PROMPT
Which lines of the data hold the word "JSON"? Copy all of them.

INFORMATION PROVIDED
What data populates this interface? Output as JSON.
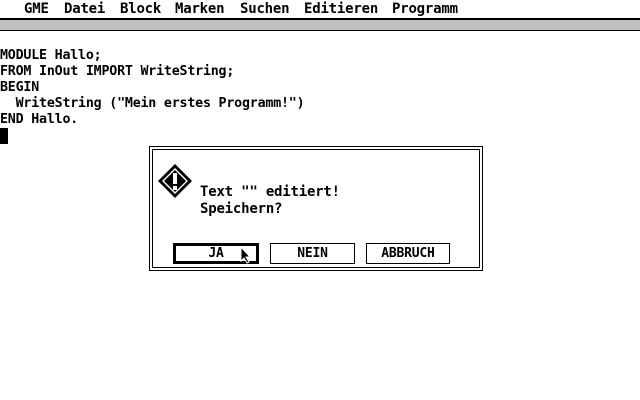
{
  "menubar": {
    "items": [
      "GME",
      "Datei",
      "Block",
      "Marken",
      "Suchen",
      "Editieren",
      "Programm"
    ]
  },
  "editor": {
    "lines": [
      "MODULE Hallo;",
      "FROM InOut IMPORT WriteString;",
      "BEGIN",
      "  WriteString (\"Mein erstes Programm!\")",
      "END Hallo."
    ]
  },
  "dialog": {
    "icon": "exclamation-diamond-icon",
    "message_line1": "Text \"\" editiert!",
    "message_line2": "Speichern?",
    "buttons": {
      "yes": "JA",
      "no": "NEIN",
      "cancel": "ABBRUCH"
    },
    "default_button": "yes"
  },
  "colors": {
    "foreground": "#000000",
    "background": "#ffffff"
  }
}
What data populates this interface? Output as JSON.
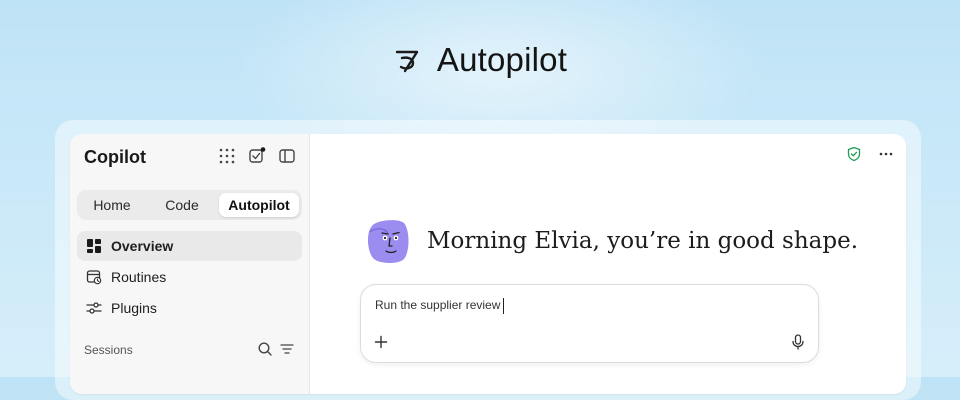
{
  "hero": {
    "title": "Autopilot",
    "logo_icon": "autopilot-logo-icon"
  },
  "app": {
    "brand": "Copilot",
    "top_icons": [
      "apps-grid-icon",
      "tasks-check-icon",
      "sidebar-toggle-icon"
    ],
    "notification_dot_color": "#1a1a1a"
  },
  "tabs": [
    {
      "label": "Home",
      "active": false
    },
    {
      "label": "Code",
      "active": false
    },
    {
      "label": "Autopilot",
      "active": true
    }
  ],
  "nav": [
    {
      "label": "Overview",
      "icon": "overview-icon",
      "active": true
    },
    {
      "label": "Routines",
      "icon": "routines-icon",
      "active": false
    },
    {
      "label": "Plugins",
      "icon": "plugins-icon",
      "active": false
    }
  ],
  "sessions": {
    "label": "Sessions",
    "icons": [
      "search-icon",
      "filter-icon"
    ]
  },
  "header": {
    "icons": [
      "shield-check-icon",
      "more-icon"
    ],
    "shield_color": "#1f9d55"
  },
  "greeting": "Morning Elvia, you’re in good shape.",
  "avatar": {
    "icon": "avatar-character-icon",
    "color": "#9b8cf0"
  },
  "composer": {
    "value": "Run the supplier review",
    "icons": [
      "plus-icon",
      "mic-icon"
    ]
  }
}
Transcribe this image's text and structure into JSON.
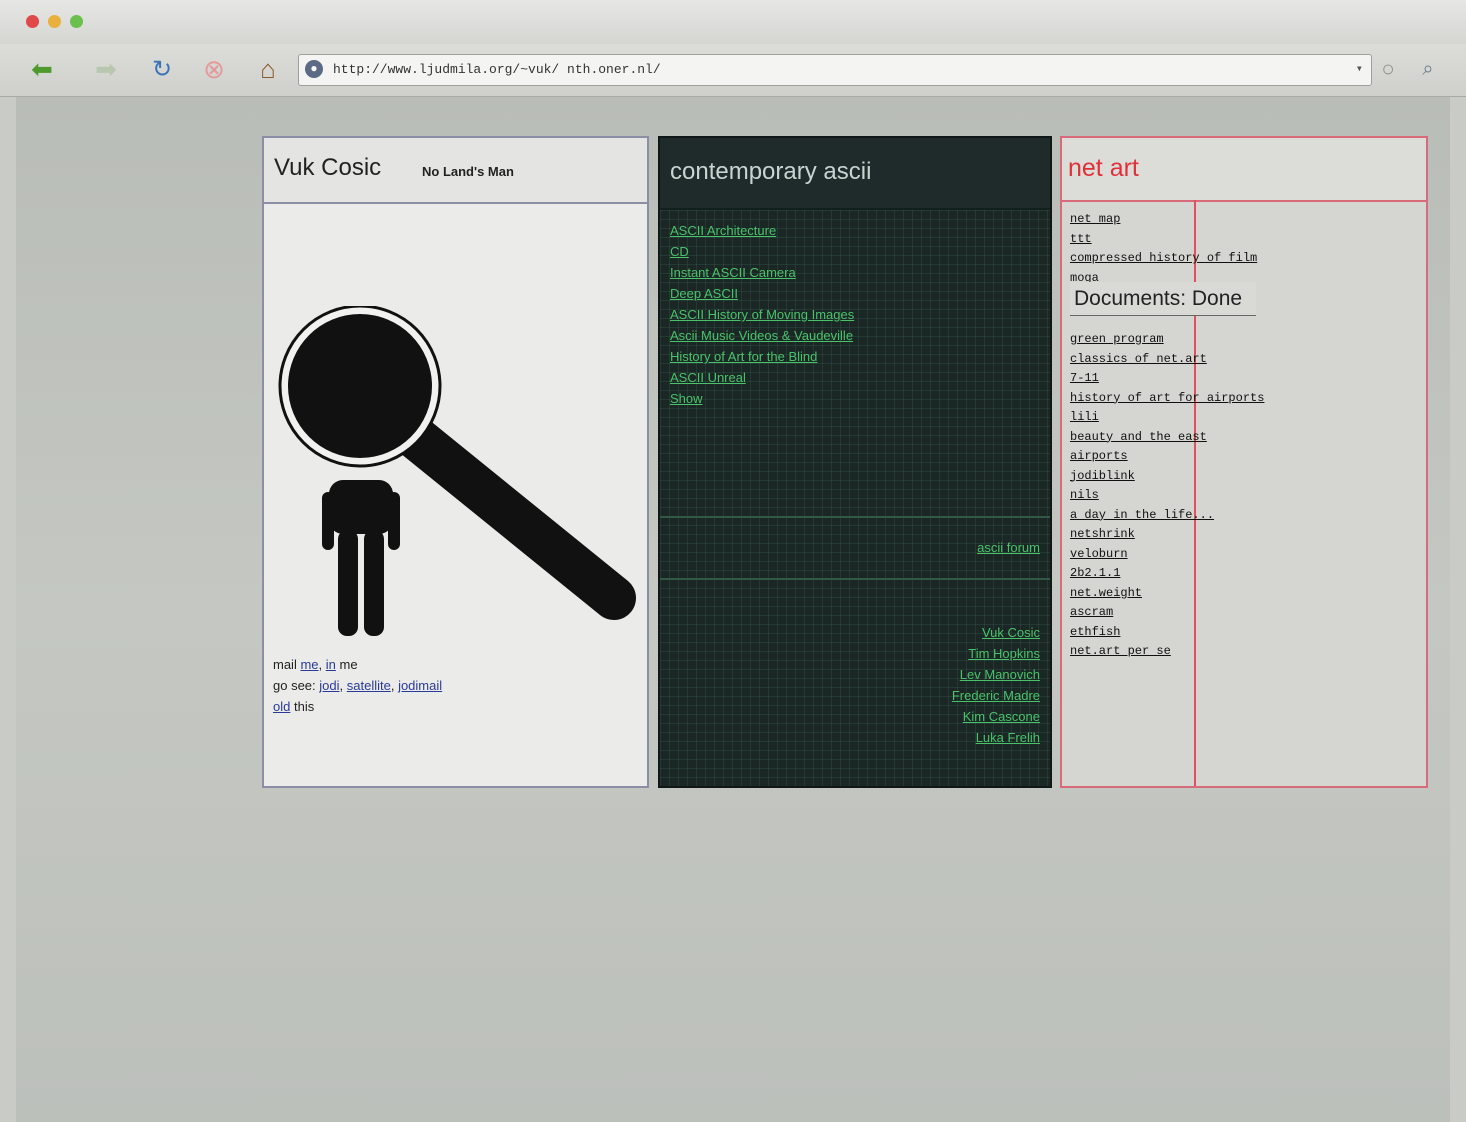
{
  "browser": {
    "url": "http://www.ljudmila.org/~vuk/ nth.oner.nl/",
    "colors": {
      "chrome": "#d5d6d2",
      "close": "#e0484a",
      "minimize": "#e7b13b",
      "zoom": "#6bbf4d"
    }
  },
  "left_panel": {
    "title": "Vuk Cosic",
    "tagline": "No Land's Man",
    "mail_prefix": "mail",
    "mail_link_me": "me",
    "mail_sep": ", ",
    "mail_link_in": "in",
    "mail_suffix": " me",
    "go_prefix": "go see: ",
    "go_links": [
      "jodi",
      "satellite",
      "jodimail"
    ],
    "last_link": "old",
    "last_suffix": " this"
  },
  "middle_panel": {
    "title": "contemporary ascii",
    "links": [
      "ASCII Architecture",
      "CD",
      "Instant ASCII Camera",
      "Deep ASCII",
      "ASCII History of Moving Images",
      "Ascii Music Videos & Vaudeville",
      "History of Art for the Blind",
      "ASCII Unreal",
      "Show"
    ],
    "mid_link": "ascii forum",
    "people": [
      "Vuk Cosic",
      "Tim Hopkins",
      "Lev Manovich",
      "Frederic Madre",
      "Kim Cascone",
      "Luka Frelih"
    ]
  },
  "right_panel": {
    "title": "net art",
    "links_top": [
      "net map",
      "ttt",
      "compressed history of film",
      "moga"
    ],
    "status_text": "Documents: Done",
    "links_bottom": [
      "green program",
      "classics of net.art",
      "7-11",
      "history of art for airports",
      "lili",
      "beauty and the east",
      "airports",
      "jodiblink",
      "nils",
      "a day in the life...",
      "netshrink",
      "veloburn",
      "2b2.1.1",
      "net.weight",
      "ascram",
      "ethfish",
      "net.art per se"
    ]
  }
}
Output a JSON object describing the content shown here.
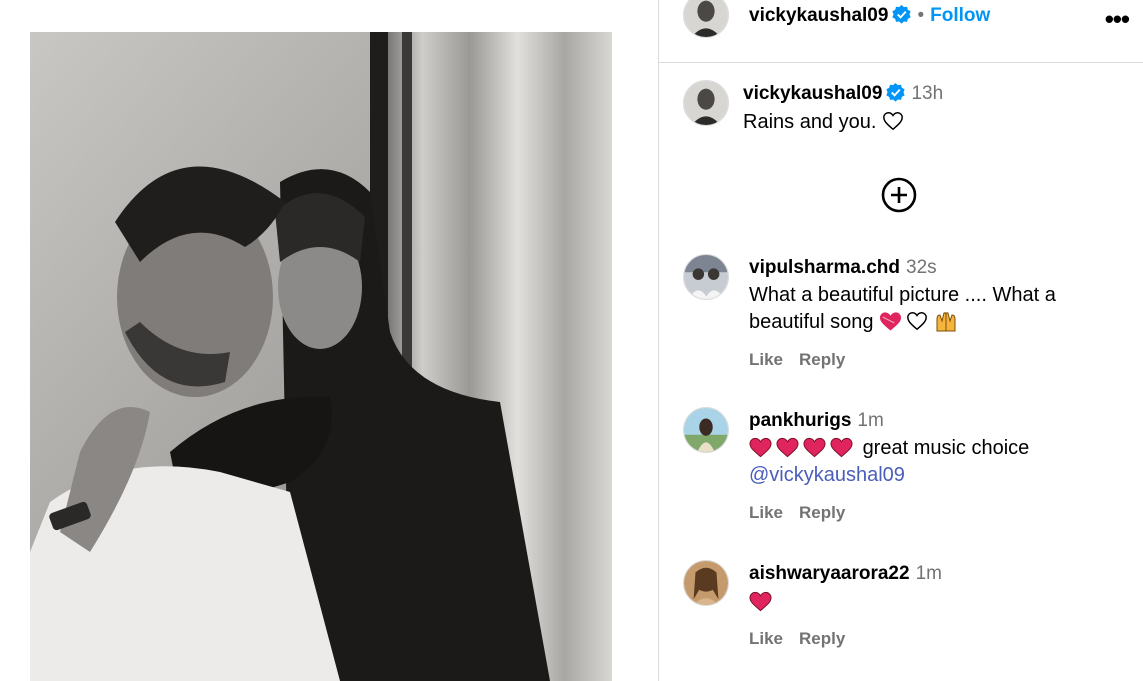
{
  "post": {
    "author": "vickykaushal09",
    "follow_label": "Follow",
    "dot": "•",
    "more_label": "•••",
    "caption_author": "vickykaushal09",
    "caption_time": "13h",
    "caption_text": "Rains and you."
  },
  "comments": [
    {
      "username": "vipulsharma.chd",
      "time": "32s",
      "line1": "What a beautiful picture .... What a",
      "line2": "beautiful song",
      "like_label": "Like",
      "reply_label": "Reply"
    },
    {
      "username": "pankhurigs",
      "time": "1m",
      "text": "great music choice",
      "mention": "@vickykaushal09",
      "like_label": "Like",
      "reply_label": "Reply"
    },
    {
      "username": "aishwaryaarora22",
      "time": "1m",
      "like_label": "Like",
      "reply_label": "Reply"
    }
  ],
  "colors": {
    "follow": "#0095f6",
    "verified": "#0095f6",
    "heart_red": "#e0245e",
    "muted": "#737373",
    "divider": "#dbdbdb"
  },
  "icons": [
    "verified-badge-icon",
    "more-options-icon",
    "heart-outline-icon",
    "add-circle-icon",
    "red-heart-emoji",
    "raised-hands-emoji"
  ]
}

TASK RESULT
What data populates this interface? Output as JSON.
What data populates this interface? Output as JSON.
Transcribe this image's text and structure into JSON.
Output a JSON object describing the content shown here.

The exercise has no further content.